▶ [YOUR TASK]: Copy out every line of the listing in which "JSON" appears.

▶ [DATA TO PROCESS]:
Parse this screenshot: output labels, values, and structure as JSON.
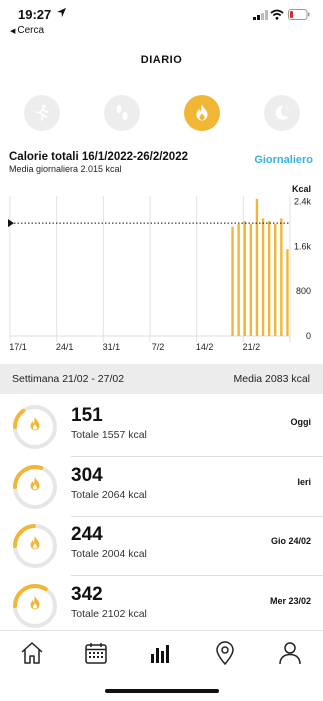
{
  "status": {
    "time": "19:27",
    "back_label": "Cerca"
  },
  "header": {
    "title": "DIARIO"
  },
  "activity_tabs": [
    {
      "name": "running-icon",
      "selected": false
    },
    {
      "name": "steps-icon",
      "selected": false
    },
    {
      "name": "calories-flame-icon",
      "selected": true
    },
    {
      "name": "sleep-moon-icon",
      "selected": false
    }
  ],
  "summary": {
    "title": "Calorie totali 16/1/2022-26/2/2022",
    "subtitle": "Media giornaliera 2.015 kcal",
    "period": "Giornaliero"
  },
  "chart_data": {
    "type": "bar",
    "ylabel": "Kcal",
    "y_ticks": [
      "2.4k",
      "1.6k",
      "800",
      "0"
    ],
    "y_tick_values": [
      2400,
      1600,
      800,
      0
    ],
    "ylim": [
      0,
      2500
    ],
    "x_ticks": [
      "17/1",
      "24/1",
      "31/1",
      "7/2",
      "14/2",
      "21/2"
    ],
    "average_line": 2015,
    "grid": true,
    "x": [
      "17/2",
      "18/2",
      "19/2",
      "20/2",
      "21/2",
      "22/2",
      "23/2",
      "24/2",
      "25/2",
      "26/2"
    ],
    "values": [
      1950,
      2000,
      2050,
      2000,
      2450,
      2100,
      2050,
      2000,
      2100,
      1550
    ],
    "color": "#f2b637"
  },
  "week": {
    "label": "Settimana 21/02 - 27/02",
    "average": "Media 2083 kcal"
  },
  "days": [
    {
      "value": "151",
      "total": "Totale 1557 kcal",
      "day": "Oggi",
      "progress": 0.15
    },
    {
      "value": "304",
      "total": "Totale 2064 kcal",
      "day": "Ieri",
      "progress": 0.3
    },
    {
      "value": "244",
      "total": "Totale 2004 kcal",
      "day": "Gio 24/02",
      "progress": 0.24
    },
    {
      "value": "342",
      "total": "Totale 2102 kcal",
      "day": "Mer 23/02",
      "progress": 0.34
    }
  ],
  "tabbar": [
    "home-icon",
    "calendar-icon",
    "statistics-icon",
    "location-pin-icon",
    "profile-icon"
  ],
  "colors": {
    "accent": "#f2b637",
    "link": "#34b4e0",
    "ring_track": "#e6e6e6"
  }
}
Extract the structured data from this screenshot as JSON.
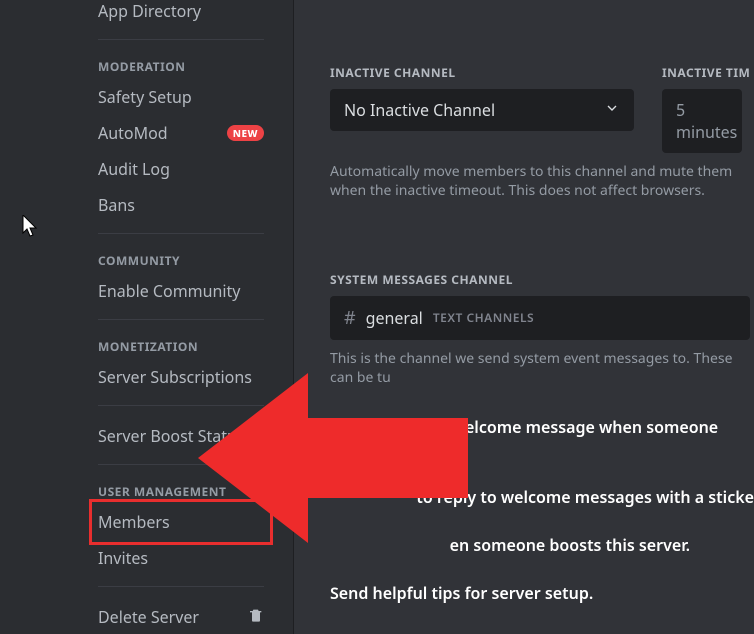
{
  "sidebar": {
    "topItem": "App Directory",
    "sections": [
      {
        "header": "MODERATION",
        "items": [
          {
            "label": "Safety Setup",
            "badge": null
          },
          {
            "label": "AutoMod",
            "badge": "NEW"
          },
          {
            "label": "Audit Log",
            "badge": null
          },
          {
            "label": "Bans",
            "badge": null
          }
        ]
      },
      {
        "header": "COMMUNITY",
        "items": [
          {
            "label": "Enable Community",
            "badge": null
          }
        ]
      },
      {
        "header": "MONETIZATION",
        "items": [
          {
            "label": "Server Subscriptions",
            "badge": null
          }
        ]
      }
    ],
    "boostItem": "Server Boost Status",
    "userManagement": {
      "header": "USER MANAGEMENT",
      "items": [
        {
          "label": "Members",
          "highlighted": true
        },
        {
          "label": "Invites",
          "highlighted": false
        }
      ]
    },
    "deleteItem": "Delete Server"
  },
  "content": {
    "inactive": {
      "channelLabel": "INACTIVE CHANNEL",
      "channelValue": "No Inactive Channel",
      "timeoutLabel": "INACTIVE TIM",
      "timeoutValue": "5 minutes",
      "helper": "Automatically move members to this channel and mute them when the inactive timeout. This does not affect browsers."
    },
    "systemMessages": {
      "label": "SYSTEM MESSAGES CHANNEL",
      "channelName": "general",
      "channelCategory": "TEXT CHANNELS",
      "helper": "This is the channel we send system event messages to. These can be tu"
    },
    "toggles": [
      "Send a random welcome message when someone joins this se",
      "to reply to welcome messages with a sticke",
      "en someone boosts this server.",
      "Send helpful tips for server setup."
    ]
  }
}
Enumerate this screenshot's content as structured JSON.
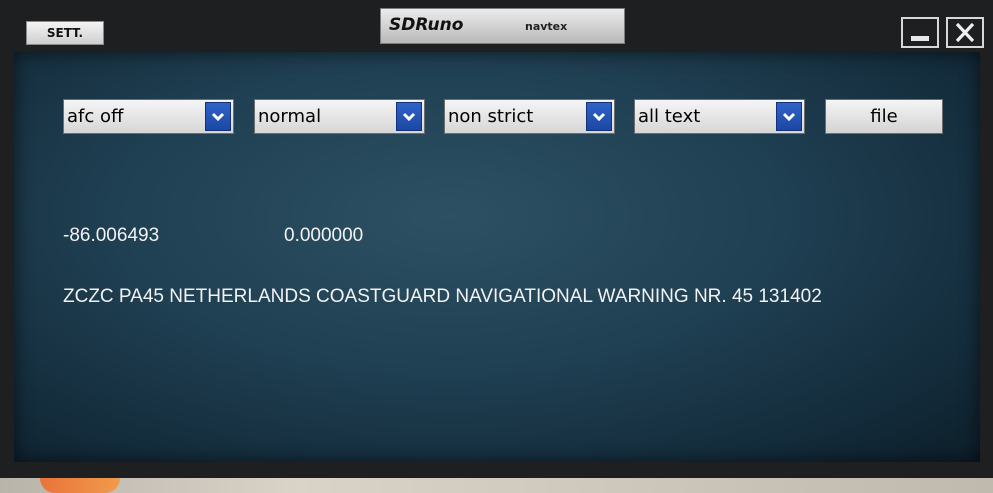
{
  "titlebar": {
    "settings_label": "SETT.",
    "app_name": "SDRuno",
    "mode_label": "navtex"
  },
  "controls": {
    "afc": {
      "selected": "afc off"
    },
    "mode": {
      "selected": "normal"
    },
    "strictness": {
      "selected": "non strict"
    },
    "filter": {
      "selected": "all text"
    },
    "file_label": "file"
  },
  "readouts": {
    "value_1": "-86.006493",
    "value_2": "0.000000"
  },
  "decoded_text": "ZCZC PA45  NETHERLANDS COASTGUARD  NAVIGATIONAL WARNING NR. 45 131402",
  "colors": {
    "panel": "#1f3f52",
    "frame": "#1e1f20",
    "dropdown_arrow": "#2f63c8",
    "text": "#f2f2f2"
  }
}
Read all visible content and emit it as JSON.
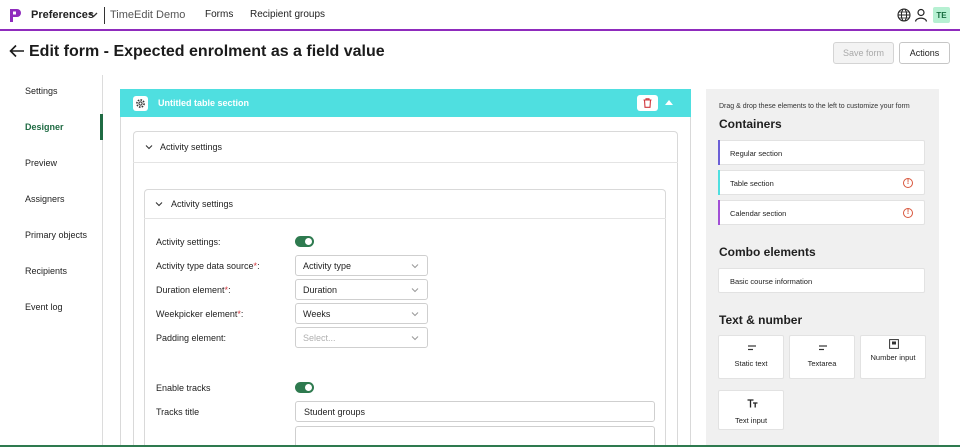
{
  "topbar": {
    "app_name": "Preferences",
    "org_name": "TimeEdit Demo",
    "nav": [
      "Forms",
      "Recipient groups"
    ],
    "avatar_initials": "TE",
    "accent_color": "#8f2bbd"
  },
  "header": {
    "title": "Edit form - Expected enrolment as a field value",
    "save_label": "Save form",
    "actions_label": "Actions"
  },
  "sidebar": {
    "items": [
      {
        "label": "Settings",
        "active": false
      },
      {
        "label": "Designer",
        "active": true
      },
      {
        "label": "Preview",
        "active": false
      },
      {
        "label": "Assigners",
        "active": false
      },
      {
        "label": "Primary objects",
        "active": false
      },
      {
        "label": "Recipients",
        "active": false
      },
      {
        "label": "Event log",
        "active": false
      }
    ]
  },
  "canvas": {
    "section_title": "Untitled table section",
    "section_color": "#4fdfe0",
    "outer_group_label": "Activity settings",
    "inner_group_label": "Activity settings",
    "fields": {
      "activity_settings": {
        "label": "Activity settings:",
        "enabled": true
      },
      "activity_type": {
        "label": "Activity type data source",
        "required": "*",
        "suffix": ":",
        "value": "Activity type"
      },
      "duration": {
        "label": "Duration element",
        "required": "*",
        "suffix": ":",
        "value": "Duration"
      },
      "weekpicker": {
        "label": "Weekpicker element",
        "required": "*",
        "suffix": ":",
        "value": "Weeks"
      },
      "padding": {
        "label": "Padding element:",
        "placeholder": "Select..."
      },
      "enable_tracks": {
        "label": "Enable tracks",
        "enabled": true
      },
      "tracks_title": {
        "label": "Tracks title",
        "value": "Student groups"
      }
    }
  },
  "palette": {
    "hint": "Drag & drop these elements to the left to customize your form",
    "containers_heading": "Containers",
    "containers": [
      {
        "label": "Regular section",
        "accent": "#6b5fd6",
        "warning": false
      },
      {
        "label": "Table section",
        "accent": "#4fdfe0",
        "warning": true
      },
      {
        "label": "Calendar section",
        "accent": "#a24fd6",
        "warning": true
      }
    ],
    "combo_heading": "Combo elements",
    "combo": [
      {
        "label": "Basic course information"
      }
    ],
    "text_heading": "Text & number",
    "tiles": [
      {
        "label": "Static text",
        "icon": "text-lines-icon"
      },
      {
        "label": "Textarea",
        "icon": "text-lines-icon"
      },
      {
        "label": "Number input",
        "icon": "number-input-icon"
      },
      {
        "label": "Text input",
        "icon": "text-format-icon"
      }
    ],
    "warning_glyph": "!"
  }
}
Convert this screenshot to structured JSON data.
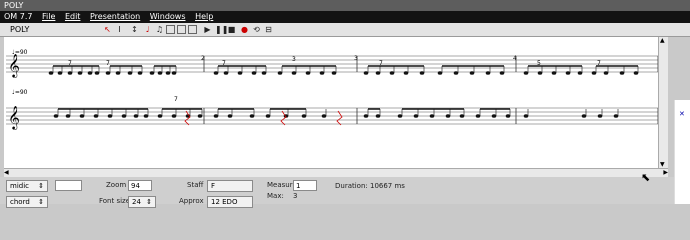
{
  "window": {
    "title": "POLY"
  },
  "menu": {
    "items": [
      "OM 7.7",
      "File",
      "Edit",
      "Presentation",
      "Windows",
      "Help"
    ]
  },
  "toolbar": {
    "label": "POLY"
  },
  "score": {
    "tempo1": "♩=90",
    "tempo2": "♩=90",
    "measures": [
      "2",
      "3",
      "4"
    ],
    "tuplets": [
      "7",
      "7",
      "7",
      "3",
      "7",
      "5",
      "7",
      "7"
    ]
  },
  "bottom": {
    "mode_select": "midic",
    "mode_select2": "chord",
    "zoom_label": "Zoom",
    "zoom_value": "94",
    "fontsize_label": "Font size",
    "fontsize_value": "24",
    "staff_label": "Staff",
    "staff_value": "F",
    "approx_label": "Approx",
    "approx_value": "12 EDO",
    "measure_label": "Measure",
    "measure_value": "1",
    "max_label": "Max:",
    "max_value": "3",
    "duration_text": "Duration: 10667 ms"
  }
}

▶ [WRITTEN RESPONSE]:
Parse this screenshot: output labels, values, and structure as JSON.
Extract the structured data from this screenshot as JSON.
Enumerate this screenshot's content as structured JSON.
Read all visible content and emit it as JSON.
Convert this screenshot to structured JSON data.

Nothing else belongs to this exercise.